How PROTACs Work: Why the ternary complex matters and it impacts degrader design
2023 Promega Sponsored Seminar in Targeted Protein Degradation
- Alessio Ciulli, PhD
- University of Dundee
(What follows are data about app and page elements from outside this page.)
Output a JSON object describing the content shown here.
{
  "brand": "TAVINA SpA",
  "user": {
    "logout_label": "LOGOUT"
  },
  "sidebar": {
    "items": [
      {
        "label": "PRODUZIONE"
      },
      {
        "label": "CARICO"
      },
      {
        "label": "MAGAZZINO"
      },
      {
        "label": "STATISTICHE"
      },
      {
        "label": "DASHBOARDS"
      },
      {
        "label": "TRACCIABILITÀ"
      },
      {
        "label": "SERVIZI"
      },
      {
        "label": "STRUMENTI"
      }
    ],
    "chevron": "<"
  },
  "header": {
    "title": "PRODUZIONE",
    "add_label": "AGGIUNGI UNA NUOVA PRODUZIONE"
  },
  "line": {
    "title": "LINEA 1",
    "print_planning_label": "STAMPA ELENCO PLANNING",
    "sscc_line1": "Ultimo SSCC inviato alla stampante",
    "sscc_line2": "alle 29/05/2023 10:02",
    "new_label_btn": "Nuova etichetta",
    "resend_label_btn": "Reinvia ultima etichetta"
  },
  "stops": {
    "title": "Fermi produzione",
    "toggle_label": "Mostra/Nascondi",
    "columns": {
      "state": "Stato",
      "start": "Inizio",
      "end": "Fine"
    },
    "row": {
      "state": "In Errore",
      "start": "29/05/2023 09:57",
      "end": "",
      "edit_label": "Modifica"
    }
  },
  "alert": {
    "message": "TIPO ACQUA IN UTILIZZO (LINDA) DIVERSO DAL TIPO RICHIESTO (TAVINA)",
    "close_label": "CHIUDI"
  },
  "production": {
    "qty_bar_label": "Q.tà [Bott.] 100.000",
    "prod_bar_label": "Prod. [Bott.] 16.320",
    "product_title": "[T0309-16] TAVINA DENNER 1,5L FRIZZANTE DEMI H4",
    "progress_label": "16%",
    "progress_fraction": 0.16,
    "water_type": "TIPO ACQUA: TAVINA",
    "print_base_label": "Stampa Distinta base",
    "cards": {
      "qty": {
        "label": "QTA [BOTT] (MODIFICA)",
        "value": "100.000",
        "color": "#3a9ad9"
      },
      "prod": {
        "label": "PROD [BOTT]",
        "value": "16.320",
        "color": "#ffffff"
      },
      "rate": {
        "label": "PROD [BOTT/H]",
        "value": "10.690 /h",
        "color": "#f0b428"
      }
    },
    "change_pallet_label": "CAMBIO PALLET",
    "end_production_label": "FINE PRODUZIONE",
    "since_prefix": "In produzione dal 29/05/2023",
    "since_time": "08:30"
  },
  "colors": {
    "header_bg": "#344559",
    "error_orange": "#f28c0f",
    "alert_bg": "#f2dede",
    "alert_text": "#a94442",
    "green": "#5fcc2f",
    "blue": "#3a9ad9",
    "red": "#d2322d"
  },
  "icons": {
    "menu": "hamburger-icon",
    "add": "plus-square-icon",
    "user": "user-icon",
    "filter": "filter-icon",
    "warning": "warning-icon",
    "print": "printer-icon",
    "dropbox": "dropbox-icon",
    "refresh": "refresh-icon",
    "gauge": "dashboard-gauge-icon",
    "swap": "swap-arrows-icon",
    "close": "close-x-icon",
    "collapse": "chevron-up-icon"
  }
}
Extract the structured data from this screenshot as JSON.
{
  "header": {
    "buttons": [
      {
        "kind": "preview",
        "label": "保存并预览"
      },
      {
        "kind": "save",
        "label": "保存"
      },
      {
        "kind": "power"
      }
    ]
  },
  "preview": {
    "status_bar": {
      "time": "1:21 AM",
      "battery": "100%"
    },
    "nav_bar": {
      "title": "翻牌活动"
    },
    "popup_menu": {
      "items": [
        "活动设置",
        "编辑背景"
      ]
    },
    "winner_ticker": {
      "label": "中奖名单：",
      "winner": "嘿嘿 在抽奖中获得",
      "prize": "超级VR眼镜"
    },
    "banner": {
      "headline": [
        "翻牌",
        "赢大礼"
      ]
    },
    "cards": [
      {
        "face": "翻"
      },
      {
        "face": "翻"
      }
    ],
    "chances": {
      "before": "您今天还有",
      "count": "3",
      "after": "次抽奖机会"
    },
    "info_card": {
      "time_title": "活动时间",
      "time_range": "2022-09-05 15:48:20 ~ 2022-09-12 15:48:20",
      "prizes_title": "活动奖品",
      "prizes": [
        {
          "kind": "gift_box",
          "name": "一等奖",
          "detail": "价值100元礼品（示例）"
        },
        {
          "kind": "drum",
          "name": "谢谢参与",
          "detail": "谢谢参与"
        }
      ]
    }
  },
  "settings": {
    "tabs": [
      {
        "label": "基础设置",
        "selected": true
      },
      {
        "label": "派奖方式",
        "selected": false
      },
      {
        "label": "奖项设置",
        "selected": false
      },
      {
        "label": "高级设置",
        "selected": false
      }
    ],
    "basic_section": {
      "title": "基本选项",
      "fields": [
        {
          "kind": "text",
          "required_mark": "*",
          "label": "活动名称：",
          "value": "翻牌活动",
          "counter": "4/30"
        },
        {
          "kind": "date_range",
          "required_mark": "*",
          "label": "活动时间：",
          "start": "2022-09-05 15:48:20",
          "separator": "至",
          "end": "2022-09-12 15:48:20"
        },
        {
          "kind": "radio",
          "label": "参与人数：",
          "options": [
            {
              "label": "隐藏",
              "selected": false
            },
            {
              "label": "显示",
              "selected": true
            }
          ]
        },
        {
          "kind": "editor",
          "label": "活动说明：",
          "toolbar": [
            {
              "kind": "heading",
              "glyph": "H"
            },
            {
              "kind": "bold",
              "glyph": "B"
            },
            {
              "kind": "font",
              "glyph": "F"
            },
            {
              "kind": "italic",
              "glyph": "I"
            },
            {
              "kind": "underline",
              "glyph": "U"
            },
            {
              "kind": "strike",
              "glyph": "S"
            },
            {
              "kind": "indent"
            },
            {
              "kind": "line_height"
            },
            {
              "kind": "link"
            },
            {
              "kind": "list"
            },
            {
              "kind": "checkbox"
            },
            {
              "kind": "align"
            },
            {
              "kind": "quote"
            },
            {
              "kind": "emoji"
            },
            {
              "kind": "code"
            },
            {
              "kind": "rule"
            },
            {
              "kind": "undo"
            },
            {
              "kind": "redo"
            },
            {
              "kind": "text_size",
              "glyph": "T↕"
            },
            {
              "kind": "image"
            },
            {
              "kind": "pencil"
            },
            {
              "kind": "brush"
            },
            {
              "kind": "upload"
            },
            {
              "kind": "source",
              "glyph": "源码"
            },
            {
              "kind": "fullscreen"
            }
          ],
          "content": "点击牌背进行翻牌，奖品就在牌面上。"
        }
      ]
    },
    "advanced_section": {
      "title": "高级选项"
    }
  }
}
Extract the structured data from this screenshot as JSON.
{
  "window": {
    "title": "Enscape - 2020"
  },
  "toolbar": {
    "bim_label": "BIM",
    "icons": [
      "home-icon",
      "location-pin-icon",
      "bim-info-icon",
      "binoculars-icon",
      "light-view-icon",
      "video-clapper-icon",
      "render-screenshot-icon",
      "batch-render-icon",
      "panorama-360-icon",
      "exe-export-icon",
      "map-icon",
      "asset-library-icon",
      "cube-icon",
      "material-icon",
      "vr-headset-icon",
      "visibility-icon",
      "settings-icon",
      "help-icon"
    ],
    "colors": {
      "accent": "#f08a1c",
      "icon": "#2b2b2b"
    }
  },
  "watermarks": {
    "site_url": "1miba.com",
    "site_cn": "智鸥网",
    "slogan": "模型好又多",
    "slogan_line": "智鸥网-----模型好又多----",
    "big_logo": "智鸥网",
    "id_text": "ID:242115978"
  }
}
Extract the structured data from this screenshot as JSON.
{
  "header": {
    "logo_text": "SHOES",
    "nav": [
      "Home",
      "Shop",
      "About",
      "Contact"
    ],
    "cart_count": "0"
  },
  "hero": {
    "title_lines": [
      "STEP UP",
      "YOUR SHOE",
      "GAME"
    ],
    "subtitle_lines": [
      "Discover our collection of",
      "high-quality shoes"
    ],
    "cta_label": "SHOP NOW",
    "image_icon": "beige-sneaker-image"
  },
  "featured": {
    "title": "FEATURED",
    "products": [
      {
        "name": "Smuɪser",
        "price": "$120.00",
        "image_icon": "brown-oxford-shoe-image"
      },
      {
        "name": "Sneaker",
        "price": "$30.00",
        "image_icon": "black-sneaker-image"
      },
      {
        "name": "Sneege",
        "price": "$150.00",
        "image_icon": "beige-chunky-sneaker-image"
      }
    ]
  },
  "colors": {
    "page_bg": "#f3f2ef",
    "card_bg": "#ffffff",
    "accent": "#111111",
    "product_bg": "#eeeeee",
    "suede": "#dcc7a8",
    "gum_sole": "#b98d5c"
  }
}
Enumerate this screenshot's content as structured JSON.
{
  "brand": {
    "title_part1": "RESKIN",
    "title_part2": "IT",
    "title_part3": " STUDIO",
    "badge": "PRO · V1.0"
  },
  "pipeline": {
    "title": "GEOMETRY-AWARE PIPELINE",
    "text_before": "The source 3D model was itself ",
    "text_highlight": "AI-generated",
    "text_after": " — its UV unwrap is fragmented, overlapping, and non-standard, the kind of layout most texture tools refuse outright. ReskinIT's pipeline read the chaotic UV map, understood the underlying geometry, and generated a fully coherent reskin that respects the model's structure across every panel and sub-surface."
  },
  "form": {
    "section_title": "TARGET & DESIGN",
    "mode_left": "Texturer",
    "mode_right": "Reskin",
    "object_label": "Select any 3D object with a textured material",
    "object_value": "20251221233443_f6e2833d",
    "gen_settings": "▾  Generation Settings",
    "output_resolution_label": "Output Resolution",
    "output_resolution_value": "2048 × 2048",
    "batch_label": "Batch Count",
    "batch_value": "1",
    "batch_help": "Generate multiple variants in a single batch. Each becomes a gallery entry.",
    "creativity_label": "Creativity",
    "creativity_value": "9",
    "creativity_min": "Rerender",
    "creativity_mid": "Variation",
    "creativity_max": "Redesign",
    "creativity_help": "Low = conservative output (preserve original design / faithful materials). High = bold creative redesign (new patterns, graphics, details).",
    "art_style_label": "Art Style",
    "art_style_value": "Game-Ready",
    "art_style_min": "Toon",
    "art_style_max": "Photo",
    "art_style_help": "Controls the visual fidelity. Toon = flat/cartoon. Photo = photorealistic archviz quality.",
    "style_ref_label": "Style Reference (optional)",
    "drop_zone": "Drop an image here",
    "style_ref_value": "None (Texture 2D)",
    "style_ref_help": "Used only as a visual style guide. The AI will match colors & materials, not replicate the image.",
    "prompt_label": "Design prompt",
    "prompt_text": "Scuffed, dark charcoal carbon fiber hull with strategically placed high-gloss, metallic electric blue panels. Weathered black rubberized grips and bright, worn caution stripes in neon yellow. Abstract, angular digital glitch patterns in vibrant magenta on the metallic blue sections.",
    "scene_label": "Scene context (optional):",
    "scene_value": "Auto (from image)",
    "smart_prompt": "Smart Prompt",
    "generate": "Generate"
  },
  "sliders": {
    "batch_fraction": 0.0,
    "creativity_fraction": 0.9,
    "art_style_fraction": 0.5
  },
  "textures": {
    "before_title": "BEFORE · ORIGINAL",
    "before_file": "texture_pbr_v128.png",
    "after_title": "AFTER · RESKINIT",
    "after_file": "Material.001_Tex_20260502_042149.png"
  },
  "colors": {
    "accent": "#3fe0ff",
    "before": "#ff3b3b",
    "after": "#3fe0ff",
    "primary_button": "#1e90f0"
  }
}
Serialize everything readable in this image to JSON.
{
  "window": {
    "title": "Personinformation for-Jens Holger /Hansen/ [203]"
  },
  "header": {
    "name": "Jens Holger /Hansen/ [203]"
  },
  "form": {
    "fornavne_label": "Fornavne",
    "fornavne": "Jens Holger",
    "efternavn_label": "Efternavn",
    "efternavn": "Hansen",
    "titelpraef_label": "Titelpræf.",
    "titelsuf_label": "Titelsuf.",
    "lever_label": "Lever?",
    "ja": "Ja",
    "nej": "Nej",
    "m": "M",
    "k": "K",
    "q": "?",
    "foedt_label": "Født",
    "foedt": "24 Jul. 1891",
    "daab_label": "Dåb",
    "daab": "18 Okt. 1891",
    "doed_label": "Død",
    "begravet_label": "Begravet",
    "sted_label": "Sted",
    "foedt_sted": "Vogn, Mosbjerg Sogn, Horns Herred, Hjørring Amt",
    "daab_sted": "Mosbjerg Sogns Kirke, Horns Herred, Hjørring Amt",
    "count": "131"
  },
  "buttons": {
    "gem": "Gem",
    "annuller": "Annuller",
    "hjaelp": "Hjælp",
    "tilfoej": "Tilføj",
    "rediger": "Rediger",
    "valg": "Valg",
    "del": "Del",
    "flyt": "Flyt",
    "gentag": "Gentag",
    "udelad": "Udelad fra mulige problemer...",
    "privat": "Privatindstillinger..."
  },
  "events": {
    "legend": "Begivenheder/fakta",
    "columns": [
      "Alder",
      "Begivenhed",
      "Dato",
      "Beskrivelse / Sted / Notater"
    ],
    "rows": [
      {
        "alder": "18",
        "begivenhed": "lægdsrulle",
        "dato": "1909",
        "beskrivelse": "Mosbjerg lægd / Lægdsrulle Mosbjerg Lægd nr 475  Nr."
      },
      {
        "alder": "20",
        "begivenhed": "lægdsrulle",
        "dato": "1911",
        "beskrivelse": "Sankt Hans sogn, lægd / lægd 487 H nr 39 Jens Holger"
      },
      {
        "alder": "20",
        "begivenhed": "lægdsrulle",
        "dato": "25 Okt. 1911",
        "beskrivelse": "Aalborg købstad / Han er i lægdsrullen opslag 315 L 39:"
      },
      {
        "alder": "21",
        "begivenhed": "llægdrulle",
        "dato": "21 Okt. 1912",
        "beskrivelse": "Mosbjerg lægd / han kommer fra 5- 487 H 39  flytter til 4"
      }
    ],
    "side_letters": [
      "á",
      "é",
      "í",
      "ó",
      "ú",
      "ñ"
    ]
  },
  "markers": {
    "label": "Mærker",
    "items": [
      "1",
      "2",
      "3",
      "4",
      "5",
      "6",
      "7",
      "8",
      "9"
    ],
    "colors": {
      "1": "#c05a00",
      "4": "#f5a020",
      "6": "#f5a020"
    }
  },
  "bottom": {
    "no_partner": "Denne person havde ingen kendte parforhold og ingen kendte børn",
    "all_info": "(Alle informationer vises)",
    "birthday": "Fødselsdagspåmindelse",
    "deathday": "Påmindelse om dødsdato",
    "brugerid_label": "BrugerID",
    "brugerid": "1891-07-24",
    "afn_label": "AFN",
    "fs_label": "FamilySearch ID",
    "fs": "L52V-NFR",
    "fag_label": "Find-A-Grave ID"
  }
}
Our laboratory uses molecular information on protein-protein interactions and protein degradation to discover novel therapeutics. Degrader molecules, also known as PROTACs (PROteolysis-Targeting Chimeras) recruit proteins to E3 ligases for targeted protein degradation. Formation of a ternary complex between the PROTAC, the E3 and the target leads to the tagging of the target protein by ubiquitination, and subsequent proteasomal degradation. In cancer, one such drug target is the E3 ubiquitin ligase VHL, which can be hijacked by PROTACs. Our lab solved crystal structures of VHL bound to fragments of its natural substrate and analysed it to design and synthesize novel small molecule ligands of VHL. We tethered the VHL ligand to a small molecule inhibitor targeting BRD4, a protein frequently deregulated in leukemia. The resulting PROTAC MZ1 bridges BRD4 with VHL and removes BRD4 from leukemic cells. Solving the structure of the ternary bridging complex, we unravelled how the PROTAC MZ1 induces selective degradation, illuminating structural and biophysical insights into PROTAC molecular recognition and mechanism of action. This fundamental understanding has enabled us to develop further small molecules for hard to target proteins and shown how to improve existing PROTACs.
Hosted by Drug DISCOVERY – Weiping Tang